The Alaska Board of Game recently approved a measure that will make spotting animals and hunting them with a drone illegal in the state. The issue was first raised after a moose killing was assisted by drones in 2012, but there were no laws deeming the practice illegal at the time. The draft regulation will be sent to Alaska's Department of Law for review and could be made official by July 1st.
"A lot of times technology gets way ahead of regulations."

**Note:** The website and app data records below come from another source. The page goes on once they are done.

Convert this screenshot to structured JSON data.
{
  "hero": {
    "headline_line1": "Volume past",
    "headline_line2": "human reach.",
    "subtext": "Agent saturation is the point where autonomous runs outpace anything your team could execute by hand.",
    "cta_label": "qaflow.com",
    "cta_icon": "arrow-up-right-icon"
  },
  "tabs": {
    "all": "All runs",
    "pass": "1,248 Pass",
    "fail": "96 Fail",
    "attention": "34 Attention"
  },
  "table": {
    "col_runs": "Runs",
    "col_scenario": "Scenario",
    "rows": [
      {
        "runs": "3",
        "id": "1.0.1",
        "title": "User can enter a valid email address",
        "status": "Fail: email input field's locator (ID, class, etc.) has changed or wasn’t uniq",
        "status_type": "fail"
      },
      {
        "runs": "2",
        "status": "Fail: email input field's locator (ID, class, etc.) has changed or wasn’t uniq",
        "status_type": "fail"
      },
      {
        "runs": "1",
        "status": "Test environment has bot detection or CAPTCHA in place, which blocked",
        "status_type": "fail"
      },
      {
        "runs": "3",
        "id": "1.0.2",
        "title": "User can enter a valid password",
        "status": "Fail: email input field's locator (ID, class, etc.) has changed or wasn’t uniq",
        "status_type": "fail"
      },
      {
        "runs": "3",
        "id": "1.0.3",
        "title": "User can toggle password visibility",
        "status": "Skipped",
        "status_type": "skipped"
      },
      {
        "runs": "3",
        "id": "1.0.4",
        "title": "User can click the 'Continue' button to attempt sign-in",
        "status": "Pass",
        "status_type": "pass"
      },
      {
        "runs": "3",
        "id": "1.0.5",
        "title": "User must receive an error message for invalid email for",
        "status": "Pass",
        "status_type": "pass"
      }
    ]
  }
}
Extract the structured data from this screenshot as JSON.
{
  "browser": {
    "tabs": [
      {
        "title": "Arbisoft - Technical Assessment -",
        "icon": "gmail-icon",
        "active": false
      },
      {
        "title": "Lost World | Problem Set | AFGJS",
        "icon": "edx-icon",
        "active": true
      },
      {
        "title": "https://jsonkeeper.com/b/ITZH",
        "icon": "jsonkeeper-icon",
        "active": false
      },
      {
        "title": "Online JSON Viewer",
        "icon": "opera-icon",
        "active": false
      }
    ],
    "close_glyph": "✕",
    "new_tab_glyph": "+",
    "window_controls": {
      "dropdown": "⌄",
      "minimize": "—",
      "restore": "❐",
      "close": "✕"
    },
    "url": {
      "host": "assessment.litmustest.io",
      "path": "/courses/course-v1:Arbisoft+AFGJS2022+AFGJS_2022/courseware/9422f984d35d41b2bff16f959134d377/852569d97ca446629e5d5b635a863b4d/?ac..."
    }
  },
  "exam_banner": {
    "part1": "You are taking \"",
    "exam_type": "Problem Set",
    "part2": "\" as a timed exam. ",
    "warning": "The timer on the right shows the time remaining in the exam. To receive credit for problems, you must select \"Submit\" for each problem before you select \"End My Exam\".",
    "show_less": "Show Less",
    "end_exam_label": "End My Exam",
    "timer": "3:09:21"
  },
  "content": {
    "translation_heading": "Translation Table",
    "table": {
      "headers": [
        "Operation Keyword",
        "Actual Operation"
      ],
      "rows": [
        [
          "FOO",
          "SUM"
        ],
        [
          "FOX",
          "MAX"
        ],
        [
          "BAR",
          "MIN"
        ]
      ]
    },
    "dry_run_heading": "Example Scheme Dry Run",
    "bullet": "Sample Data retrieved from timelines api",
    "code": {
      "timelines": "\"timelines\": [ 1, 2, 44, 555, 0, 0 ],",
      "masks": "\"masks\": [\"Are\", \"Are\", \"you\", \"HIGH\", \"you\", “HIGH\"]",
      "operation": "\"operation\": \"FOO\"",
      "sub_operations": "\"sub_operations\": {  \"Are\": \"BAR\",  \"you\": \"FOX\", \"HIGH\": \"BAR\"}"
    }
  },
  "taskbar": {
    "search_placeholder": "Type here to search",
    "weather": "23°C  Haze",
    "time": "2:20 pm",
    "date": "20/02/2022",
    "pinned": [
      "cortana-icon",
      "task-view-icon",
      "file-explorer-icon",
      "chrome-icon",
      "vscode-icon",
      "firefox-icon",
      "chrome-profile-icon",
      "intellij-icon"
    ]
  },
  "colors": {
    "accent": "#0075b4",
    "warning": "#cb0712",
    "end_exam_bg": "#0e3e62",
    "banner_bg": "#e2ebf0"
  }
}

Alaska isn't the only state to review drone-hunting practices: the town of Deer Trail, Colorado, will vote in April on whether it could legally issue hunting permits to drones. Supporters claim that permits could not only help hunters, but they could also turn the town into an attraction for gun enthusiasts. However, the Alaskan measure seems to be preventative — drone-hunting isn't widespread in the state yet, but according to the Alaska Wildlife Troopers, the technology is becoming more accessible to hunters. Currently a hunter-helping drone kit costs about $1,000 and they are only getting cheaper, which means hunters with drones will have an easier time spotting animals by using the devices to fly over trees and other obstacles.
While Alaska debates using drones to capture animals, other states have debated the legality of using drones to spy on hunters. PETA's Air Angels program, which used drones to help residents monitor hunters' activities in their area, was made illegal in Illinois. The state believed the program would interfere with hunters and fishermen, while PETA claimed the program was a way for residents to report suspicious, and possibly illegal, activity. The legality of hunting (and spying on hunters) with drone tech is still blurry — especially in light of a recently contested court decision to lift the ban on commercial drones — but it now seems like states are working to define it before the federal government tries to do so for them.